Whether it's the middle of the night after Thanksgiving or the middle of the day at the office, shoppers will find deals awaiting them online and in stores as retailers do everything they can to make the most of another tepid holiday spending season.
Retail experts predict sales will be stronger this holiday season than they were last year, but not by much. The National Retail Federation estimates holiday sales will increase 2.3 percent this year over 2009. Chicago-based ShopperTrak pegs the rise at 2.9 percent.

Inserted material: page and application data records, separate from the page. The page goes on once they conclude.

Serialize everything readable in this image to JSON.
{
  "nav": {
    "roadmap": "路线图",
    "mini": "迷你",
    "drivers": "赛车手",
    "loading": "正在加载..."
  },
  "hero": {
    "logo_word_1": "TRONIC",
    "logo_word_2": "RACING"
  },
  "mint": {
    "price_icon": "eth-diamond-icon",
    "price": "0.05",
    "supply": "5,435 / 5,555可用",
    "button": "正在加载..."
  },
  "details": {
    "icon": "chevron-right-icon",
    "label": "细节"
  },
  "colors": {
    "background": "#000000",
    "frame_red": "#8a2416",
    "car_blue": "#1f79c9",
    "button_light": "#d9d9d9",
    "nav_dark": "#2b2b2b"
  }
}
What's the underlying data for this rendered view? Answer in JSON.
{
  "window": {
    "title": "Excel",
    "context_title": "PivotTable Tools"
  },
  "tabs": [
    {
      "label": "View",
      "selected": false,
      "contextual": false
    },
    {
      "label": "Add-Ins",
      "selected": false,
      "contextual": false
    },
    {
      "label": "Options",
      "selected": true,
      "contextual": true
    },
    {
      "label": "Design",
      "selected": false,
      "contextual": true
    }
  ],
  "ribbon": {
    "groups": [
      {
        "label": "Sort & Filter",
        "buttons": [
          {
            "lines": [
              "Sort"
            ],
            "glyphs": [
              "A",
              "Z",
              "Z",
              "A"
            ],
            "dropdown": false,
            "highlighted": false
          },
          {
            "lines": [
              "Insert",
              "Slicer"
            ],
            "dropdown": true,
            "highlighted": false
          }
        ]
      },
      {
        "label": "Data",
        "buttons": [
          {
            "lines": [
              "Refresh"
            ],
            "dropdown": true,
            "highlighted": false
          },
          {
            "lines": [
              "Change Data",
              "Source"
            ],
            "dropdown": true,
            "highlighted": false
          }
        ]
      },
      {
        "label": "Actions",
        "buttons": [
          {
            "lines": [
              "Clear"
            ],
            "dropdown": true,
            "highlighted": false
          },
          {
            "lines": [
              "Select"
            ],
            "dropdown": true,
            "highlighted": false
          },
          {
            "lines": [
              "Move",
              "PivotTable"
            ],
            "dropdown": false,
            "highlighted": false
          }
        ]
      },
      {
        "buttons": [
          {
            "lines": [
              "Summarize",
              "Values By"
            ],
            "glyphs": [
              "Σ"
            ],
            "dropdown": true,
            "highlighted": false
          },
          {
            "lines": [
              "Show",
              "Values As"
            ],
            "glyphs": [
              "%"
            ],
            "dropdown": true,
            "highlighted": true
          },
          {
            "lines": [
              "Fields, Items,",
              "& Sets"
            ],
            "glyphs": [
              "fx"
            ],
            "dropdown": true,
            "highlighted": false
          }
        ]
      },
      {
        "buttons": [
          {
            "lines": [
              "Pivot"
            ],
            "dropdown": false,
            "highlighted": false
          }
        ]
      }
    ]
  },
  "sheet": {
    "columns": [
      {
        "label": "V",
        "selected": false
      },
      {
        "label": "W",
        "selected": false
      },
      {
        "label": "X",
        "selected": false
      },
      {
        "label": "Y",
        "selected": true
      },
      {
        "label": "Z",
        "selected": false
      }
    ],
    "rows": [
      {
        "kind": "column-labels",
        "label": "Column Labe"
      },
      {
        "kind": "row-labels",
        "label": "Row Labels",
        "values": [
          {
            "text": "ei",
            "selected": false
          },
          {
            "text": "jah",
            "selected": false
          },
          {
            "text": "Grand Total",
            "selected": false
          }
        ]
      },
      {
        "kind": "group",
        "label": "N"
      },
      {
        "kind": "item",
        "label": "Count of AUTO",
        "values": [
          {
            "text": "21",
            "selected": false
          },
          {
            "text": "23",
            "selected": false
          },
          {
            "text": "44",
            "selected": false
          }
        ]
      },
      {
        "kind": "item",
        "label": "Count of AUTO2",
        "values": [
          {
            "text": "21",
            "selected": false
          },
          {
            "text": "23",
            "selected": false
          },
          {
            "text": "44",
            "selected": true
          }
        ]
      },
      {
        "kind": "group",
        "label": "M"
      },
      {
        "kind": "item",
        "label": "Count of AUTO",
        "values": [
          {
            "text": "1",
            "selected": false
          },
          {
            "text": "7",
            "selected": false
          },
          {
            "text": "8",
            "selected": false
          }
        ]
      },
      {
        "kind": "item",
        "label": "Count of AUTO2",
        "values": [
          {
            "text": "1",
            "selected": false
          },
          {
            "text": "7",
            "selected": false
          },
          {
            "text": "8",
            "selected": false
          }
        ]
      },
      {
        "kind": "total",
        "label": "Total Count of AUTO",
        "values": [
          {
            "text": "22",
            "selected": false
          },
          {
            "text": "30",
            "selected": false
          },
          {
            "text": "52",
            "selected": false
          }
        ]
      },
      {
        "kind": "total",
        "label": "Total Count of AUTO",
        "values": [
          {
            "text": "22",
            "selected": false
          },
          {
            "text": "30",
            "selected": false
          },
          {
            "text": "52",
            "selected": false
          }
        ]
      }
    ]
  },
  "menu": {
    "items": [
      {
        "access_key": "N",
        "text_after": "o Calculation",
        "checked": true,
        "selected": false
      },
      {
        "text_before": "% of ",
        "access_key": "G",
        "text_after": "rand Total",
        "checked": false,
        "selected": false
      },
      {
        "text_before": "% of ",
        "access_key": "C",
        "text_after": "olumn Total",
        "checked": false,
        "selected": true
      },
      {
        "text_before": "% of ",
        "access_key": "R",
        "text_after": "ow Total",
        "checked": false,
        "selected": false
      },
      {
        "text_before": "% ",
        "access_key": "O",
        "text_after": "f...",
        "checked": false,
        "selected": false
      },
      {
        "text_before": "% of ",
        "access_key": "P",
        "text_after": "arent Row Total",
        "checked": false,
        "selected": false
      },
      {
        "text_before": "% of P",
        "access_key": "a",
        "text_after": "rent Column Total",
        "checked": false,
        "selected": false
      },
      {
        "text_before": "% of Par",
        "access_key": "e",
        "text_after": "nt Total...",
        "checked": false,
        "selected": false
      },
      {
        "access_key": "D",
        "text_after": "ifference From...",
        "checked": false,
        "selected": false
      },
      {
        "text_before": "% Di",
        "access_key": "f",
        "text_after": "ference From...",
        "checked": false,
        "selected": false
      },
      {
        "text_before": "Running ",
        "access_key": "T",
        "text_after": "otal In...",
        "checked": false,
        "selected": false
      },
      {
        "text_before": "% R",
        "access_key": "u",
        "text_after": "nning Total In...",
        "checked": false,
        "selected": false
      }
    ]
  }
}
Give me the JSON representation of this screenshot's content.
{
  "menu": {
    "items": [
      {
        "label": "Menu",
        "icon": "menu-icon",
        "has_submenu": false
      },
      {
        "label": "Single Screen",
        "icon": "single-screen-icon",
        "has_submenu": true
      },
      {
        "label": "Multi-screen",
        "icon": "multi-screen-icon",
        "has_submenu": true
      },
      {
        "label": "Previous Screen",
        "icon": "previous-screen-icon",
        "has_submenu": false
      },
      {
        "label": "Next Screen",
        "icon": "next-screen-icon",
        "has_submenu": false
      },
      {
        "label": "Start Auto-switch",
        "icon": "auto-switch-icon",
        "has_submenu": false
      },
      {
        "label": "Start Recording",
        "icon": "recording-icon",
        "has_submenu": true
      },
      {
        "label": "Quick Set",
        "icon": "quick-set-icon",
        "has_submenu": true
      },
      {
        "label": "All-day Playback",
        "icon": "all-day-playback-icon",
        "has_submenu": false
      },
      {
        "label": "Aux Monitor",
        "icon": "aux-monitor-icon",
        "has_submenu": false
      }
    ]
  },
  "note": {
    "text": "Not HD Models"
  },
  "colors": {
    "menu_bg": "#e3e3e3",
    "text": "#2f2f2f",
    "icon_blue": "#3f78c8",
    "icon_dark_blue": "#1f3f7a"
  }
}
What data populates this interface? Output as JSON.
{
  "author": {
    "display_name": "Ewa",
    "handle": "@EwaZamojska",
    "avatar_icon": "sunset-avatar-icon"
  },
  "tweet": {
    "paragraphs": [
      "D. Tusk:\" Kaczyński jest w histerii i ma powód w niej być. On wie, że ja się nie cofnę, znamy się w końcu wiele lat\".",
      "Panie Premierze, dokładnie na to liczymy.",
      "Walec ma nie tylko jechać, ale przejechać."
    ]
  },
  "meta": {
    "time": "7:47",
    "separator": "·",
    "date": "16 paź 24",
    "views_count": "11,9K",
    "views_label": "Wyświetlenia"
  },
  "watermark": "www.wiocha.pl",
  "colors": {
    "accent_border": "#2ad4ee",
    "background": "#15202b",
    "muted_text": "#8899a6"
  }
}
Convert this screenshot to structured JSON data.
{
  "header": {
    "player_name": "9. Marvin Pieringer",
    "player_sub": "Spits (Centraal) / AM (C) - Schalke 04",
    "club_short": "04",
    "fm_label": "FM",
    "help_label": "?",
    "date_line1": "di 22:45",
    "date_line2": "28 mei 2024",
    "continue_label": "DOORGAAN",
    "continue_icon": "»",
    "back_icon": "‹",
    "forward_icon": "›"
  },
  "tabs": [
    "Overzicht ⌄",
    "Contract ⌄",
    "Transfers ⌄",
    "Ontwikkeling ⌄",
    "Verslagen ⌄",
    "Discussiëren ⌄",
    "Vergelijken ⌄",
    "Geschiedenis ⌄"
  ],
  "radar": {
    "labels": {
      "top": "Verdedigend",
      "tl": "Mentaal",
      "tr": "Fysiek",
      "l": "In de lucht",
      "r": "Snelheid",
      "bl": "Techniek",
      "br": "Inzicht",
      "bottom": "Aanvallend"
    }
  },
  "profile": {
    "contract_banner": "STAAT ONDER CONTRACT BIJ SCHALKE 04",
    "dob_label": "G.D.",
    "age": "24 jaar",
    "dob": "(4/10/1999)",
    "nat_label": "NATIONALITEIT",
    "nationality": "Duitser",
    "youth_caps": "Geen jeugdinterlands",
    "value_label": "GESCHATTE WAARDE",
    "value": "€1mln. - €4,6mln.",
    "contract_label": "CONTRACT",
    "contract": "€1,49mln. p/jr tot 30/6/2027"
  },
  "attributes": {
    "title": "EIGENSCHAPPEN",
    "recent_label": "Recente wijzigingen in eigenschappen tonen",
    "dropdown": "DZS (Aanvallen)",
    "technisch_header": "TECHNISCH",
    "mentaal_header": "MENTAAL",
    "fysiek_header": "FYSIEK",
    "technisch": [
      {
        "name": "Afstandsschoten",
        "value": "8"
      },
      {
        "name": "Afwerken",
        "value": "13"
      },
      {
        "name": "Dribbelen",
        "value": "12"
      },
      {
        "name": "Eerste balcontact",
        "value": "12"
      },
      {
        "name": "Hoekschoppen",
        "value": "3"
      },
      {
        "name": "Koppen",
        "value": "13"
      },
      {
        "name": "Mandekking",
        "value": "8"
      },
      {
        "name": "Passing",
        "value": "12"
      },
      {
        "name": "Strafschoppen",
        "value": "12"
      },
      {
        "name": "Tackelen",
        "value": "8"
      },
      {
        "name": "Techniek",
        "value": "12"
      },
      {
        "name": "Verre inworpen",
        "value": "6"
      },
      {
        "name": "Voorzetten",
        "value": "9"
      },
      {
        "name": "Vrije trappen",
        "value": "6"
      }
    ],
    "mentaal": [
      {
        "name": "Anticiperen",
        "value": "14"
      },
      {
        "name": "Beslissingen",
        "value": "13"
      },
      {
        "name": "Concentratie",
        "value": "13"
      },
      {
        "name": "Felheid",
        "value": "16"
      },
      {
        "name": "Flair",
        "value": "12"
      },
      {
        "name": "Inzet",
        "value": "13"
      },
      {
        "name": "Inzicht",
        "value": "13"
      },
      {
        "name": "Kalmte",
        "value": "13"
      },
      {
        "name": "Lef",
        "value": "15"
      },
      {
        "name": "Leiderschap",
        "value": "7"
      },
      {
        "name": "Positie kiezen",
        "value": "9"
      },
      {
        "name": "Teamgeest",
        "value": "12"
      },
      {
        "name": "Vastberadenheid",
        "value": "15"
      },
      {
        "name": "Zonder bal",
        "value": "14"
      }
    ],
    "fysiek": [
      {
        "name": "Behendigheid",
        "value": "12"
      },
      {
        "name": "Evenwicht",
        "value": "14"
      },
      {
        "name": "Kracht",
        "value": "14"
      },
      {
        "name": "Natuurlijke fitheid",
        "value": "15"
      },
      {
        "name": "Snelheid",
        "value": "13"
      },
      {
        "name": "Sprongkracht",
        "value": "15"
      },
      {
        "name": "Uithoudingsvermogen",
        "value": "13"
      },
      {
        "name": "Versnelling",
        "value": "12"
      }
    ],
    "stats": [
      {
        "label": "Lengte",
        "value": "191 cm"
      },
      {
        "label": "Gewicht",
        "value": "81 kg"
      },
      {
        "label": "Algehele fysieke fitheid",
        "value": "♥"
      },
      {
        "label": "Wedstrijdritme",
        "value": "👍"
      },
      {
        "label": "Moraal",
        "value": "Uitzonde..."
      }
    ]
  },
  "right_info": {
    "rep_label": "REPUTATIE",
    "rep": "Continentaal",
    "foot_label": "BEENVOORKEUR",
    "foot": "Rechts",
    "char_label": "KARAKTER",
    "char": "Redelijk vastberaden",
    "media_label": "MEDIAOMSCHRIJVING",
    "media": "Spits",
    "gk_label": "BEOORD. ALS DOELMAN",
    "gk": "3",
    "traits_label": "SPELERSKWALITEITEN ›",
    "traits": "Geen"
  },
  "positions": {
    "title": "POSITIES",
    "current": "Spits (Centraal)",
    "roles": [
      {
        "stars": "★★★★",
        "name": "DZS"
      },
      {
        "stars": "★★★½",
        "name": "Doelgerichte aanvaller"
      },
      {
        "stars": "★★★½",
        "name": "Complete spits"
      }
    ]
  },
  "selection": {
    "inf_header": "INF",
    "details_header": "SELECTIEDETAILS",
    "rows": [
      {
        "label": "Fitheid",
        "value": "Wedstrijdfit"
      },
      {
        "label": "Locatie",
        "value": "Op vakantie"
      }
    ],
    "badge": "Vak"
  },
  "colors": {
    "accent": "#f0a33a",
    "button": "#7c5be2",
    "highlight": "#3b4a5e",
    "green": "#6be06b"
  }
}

To grab a bigger share of limited budgets, major chains and shopping malls will stay open even longer this year for Black Friday, the traditional shopping day after Thanksgiving, to give consumers more time to buy. And they're extending sales and discount offers well beyond Nov. 26, making every day Black Friday somewhere.
"Essentially, Black Friday started about two or three weeks ago," said George Whalin, president of Retail Management Consultants in Carlsbad, Calif. "I don't know that I've ever seen so much Christmas advertising starting, really, about the first of November."
Sears will open Thanksgiving Day, from 7 a.m. to noon, for the first time in its history and will open at 4 a.m. Friday. To bring shoppers in earlier, Sears has been offering limited-time discounts since October like those traditionally offered on Black Friday. Kohl's will open at 3 a.m. on Friday, and Target at 4 a.m. Toys R Us has expanded its retail chain with 600 seasonal stores around the U.S., and will stay open all night after Thanksgiving with door-buster deals at 10 p.m. when stores open and again at 5 a.m. Walmart will offer door-buster deals at midnight and 5 a.m..
Big-box retailers are offering deep discounts on a small selection of key items to get people in the door. But supplies will be limited.
Nikoleta Panteva, a retail analyst with market research firm IBISWorld in Santa Monica, Calif., said Black Friday discounts won't be as deep as they were last year, but they will probably last longer. Sales are expected to increase only 1.9 percent this year on Friday, but 3.4 percent for the whole holiday weekend.
Panteva said Black Friday is losing some of significance as other trends emerge.
For example, IBISWorld predicts online sales will rise 13.2 percent on Cyber Monday, the day after Thanksgiving weekend, when people continue their shopping online, often from the office.